"It's not over yet. Free agents can still sign, and things are changing. Clubs needs don't go away. It's always going on. We're just looking for baseball deals and ways to upgrade."
Several Marlins are playing winter ball. But the team has shut down Anibal Sanchez, who made two appearances in his native Venezuela. Sanchez, projected to be in the rotation, is physically fine. The team feels he doesn't need the extra work.
In the Dominican Republic, outfielder Alejandro De Aza has begun playing.
Deals done: Some scenarios were explored, but no deals got done.
Rule 5 activity: In the Major League phase, the Marlins selected lefty reliever Zach Kroenke from the Yankees' Triple-A Scranton/Wilkes-Barre club. In the Triple-A phase, Florida picked shortstop Ryan Klosterman from Toronto, along with right-handed pitchers Brett Harker and Ronald Hill. Both were in the Phillies' system. The lone player the Marlins lost was lefty Matt Yourkin, taken by the Giants.
Goals accomplished: Before reaching the Winter Meetings, the Marlins accomplished many of their objectives. Three trades before the Meetings aligned the roster with the payroll, reducing the urgency to make any trades in Vegas. The team now continues to explore possible deals that make sense. If it doesn't, it will stay the course until Spring Training.
Unfinished business: Adding catching depth continues to be a tiresome process. The lack of quality catching throughout the league, and the cost to acquire it when there is some, makes it difficult for the club to secure a complement for Baker. Now that Treanor has been released, the club should intensify its search.
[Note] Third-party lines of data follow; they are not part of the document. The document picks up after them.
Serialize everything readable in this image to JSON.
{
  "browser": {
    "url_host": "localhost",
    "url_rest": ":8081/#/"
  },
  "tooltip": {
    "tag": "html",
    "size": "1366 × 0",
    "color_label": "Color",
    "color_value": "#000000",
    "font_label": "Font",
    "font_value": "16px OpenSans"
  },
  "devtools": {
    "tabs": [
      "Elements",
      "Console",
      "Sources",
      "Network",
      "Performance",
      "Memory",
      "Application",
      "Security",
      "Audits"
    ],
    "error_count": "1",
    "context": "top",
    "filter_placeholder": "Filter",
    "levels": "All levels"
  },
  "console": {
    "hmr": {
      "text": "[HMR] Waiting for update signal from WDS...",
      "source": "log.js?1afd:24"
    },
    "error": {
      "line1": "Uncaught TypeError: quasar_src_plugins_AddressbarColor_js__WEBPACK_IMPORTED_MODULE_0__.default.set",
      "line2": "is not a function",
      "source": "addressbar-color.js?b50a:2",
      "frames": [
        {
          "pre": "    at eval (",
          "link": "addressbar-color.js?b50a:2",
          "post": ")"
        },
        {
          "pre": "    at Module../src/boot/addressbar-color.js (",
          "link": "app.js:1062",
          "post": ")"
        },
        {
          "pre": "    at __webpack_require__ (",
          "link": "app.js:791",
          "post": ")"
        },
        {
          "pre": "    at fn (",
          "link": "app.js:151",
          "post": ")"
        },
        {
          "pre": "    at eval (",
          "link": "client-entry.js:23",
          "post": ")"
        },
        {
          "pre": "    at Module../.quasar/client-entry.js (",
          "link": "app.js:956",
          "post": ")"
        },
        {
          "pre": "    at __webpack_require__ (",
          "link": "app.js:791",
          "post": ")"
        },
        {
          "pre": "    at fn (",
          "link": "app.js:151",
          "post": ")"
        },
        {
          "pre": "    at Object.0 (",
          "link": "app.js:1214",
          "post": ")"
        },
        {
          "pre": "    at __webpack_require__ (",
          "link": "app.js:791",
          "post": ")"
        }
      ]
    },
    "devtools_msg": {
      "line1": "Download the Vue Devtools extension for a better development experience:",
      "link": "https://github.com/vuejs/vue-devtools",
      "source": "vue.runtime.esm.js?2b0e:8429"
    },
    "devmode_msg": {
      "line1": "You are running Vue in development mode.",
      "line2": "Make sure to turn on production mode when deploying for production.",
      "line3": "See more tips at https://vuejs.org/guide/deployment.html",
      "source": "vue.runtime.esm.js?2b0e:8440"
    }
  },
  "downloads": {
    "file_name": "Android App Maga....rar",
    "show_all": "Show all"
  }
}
Bottom line: "It will probably be quiet from here through the holidays. Basically, we're the same as everybody else. We'll go home, do our paperwork [Friday] and spend next week in the office, cleaning up and following up." -- Beinfest
Joe Frisaro is a reporter for MLB.com. This story was not subject to the approval of Major League Baseball or its clubs.Less